Go over the entries and report the lines where the word "choices" occurs.

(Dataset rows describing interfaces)

***

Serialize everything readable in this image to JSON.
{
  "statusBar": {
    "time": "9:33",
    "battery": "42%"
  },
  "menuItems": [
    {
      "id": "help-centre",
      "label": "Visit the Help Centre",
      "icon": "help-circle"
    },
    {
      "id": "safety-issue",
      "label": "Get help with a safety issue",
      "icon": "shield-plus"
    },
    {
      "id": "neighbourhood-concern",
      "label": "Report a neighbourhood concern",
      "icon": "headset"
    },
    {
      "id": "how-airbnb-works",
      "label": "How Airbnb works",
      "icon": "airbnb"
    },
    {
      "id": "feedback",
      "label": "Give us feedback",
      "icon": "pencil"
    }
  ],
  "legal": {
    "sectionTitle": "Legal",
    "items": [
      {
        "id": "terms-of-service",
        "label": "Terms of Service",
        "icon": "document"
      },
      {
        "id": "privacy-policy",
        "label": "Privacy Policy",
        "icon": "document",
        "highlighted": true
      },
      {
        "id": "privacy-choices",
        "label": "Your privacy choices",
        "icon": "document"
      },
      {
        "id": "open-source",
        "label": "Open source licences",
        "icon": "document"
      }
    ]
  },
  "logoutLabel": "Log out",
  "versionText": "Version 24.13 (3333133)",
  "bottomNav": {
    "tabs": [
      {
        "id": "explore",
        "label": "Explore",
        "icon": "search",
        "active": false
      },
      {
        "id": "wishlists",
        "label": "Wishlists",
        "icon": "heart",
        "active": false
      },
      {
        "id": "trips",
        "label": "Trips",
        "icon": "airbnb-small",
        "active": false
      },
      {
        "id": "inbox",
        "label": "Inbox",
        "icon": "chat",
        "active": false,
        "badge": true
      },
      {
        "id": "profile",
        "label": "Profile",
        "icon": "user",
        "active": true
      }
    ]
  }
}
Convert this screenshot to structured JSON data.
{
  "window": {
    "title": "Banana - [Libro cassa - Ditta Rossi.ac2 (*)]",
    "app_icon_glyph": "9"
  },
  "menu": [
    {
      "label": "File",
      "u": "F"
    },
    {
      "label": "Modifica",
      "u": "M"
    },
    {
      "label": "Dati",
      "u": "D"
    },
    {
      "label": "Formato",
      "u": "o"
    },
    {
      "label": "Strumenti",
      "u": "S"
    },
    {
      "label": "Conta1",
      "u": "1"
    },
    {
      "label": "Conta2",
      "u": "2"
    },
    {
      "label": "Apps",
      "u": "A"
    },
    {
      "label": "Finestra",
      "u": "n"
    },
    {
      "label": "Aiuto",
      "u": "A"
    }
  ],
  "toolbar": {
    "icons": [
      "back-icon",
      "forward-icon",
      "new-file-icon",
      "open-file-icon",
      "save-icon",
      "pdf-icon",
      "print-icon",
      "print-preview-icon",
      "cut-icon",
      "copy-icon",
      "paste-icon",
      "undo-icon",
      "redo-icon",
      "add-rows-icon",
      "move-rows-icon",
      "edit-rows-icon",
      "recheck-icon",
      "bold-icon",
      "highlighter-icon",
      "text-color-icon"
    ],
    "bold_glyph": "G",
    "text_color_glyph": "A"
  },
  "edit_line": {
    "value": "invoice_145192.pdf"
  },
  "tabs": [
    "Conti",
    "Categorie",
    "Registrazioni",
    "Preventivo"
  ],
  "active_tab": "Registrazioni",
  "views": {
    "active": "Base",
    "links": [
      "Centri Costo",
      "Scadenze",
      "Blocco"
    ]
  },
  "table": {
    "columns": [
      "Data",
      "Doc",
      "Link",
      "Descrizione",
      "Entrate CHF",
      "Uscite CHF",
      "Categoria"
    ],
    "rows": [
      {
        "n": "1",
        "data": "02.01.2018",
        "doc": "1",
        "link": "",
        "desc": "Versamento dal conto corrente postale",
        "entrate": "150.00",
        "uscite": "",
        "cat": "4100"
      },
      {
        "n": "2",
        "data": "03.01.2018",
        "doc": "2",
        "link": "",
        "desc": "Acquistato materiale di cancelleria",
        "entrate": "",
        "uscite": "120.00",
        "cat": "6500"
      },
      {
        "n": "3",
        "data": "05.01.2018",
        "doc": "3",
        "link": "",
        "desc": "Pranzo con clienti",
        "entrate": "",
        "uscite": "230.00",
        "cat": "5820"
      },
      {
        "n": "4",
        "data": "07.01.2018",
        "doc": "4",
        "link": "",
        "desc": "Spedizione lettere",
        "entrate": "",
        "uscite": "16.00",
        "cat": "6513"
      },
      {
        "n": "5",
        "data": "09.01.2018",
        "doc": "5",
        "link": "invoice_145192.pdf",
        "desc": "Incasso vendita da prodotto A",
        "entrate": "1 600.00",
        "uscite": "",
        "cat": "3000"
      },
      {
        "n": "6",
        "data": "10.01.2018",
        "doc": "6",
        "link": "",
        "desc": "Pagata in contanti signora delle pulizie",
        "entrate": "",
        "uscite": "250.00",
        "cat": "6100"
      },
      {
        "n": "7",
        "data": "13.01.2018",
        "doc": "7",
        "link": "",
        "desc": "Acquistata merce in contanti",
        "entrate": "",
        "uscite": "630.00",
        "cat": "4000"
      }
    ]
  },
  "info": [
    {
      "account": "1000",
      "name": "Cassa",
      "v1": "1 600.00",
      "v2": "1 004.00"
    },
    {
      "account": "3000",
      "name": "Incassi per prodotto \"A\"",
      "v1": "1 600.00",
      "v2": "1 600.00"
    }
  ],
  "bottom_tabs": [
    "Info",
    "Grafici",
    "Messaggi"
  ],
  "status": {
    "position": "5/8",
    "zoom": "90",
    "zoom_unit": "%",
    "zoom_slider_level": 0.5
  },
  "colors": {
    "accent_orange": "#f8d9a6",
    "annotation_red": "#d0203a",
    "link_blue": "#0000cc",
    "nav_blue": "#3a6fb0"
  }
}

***

= PROBLEM SOLUTION =
        "id": "privacy-choices",
        "label": "Your privacy choices",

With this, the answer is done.